$ cd /usr/local/pgsql/bin/
$ su postgres
$ ./initdb -D /usr/local/pgsql/data

And after this you can start PostgreSQL server with:

$ ./postgres -D /usr/local/pgsql/data

or like this:

$ ./pg_ctl -D /usr/local/pgsql/data

Now you can check the PostgreSQL processes:

$ ps aux | grep postgres

postgres 11137  0.0  0.0  63976  1752 pts/3    S    10:23   0:00 su postgres
postgres 11145  0.0  0.0   4396   684 pts/3    S+   10:23   0:00 sh
postgres 11204  0.0  0.0  55944  6668 pts/3    S    10:28   0:00 /usr/local/pgsql/bin/postgres -D /usr/local/pgsql/data
postgres 11207  0.0  0.0  55944   908 ?        Ss   10:28   0:00 postgres: checkpointer process                        
postgres 11208  0.0  0.0  55944   916 ?        Ss   10:28   0:00 postgres: writer process                              
postgres 11209  0.0  0.0  55944   912 ?        Ss   10:28   0:00 postgres: wal writer process                          
postgres 11210  0.0  0.0  56640  1992 ?        Ss   10:28   0:00 postgres: autovacuum launcher process                 
postgres 11211  0.0  0.0  24320   812 ?        Ss   10:28   0:00 postgres: stats collector process 

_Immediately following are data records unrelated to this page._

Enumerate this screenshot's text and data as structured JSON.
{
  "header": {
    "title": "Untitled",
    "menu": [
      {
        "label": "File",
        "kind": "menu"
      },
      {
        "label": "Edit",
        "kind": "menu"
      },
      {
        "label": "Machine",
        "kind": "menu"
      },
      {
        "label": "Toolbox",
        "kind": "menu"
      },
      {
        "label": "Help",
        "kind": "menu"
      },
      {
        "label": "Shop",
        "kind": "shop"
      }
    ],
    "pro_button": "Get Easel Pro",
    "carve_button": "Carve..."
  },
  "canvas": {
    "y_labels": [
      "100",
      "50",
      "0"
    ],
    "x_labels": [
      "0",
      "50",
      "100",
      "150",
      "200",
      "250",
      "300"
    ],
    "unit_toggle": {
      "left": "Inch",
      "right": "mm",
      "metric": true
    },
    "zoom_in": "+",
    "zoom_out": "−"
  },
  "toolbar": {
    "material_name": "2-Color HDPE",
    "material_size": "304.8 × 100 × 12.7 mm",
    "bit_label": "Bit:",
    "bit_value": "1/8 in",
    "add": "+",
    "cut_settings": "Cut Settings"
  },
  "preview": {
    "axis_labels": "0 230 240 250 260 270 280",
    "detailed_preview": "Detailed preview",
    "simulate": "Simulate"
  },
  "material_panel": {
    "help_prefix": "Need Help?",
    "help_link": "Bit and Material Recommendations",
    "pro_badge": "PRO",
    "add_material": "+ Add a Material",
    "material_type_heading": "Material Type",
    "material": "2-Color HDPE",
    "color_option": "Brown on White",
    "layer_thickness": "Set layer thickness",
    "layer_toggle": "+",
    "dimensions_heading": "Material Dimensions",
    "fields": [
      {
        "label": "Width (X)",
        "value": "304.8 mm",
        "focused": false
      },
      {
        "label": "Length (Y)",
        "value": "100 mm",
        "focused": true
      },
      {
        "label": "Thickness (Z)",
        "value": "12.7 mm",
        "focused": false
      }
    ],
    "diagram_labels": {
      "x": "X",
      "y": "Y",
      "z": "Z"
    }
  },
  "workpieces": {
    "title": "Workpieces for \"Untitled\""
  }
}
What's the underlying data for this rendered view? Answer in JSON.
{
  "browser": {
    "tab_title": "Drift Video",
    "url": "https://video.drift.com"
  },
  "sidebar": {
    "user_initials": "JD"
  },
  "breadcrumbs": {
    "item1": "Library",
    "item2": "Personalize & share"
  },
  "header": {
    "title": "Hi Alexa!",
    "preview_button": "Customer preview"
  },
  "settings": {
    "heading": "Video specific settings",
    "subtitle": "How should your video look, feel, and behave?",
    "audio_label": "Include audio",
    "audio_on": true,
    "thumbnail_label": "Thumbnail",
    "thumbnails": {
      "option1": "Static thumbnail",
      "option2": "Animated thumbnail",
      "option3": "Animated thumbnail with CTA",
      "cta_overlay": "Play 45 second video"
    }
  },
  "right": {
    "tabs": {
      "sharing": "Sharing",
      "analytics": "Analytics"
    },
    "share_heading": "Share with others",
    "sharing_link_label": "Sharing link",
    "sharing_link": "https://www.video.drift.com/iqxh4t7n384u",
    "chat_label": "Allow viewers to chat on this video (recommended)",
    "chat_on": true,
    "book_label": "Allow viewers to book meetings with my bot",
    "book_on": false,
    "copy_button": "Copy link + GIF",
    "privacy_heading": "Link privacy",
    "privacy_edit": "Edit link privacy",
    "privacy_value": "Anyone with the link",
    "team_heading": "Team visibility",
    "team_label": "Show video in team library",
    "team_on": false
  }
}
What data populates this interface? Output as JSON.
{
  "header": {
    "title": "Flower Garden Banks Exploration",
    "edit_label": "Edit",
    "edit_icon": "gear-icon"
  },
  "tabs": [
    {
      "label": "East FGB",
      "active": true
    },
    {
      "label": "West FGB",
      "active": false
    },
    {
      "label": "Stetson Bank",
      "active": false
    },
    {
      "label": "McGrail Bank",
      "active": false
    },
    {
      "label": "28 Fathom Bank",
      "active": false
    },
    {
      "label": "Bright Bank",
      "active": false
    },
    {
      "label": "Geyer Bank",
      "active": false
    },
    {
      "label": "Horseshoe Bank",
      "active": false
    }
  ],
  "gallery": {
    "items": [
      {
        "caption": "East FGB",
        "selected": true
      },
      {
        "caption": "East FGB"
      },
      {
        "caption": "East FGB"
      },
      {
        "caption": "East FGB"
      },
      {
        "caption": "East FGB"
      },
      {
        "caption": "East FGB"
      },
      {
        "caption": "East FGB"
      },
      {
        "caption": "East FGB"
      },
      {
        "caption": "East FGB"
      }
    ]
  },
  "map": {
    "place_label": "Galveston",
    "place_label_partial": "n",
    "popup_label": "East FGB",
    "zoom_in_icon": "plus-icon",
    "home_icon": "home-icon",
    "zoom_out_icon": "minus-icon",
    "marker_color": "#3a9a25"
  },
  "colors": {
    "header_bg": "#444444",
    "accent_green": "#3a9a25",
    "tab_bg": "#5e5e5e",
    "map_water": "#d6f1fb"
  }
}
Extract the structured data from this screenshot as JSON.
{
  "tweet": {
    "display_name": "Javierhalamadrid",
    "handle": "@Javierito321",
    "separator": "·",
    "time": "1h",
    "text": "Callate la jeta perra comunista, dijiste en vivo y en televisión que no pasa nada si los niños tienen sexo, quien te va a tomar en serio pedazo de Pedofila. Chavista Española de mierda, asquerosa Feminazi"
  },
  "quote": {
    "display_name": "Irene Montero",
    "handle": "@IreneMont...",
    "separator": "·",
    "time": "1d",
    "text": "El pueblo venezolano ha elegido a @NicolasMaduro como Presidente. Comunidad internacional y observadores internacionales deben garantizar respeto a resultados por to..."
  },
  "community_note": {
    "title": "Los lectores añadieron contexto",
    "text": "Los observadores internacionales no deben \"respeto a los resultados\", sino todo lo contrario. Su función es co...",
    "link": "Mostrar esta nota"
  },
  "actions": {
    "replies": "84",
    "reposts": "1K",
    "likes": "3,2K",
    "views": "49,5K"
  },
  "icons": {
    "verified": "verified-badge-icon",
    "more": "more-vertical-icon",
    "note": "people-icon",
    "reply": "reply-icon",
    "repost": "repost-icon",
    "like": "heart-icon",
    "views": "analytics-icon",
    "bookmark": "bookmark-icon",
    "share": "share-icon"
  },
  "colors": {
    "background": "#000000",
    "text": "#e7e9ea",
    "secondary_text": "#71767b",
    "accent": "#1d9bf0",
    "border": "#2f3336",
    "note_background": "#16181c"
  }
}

Here you see that PostgreSQL is running under the postgres user.

To stop the PostgreSQL server run this commend your terminal:

$ ./pg_ctl stop -D /usr/local/pgsql/data

You can also restart PostgreSQl with this:

$ ./pg_ctl restart -D /usr/local/pgsql/data

Let’s create our first database

You can create a new empty database from the PostgreSQL console (psql) or with special utility. Here is how you can do this:

$ psql -h localhost
psql (9.2.2)
Type «help» for help.

postgres=# create database my_test_database;

To get the list of databases use ‘\l’ command:

postgres=# \l

                                     List of databases
       Name       |  Owner   | Encoding |   Collate   |    Ctype    |   Access privileges   
 my_test_database | postgres | UTF8     | en_US.UTF-8 | en_US.UTF-8 | 
 postgres         | postgres | UTF8     | en_US.UTF-8 | en_US.UTF-8 | 
 template0        | postgres | UTF8     | en_US.UTF-8 | en_US.UTF-8 | =c/postgres          +
                  |          |          |             |             | postgres=CTc/postgres
 template1        | postgres | UTF8     | en_US.UTF-8 | en_US.UTF-8 | =c/postgres          +
                  |          |          |             |             | postgres=CTc/postgres
(4 rows)

To drop a database use this command:

postgres=# drop database my_test_database;

The second way to create a database is using the createdb utility. Here I will show how to do this:

$ ./createdb my_test_database_2

For now you can install PostgreSQL 9.2 on Ubuntu and create empty databases with it. In the next chapter we will learn more about configuring PostgreSQL.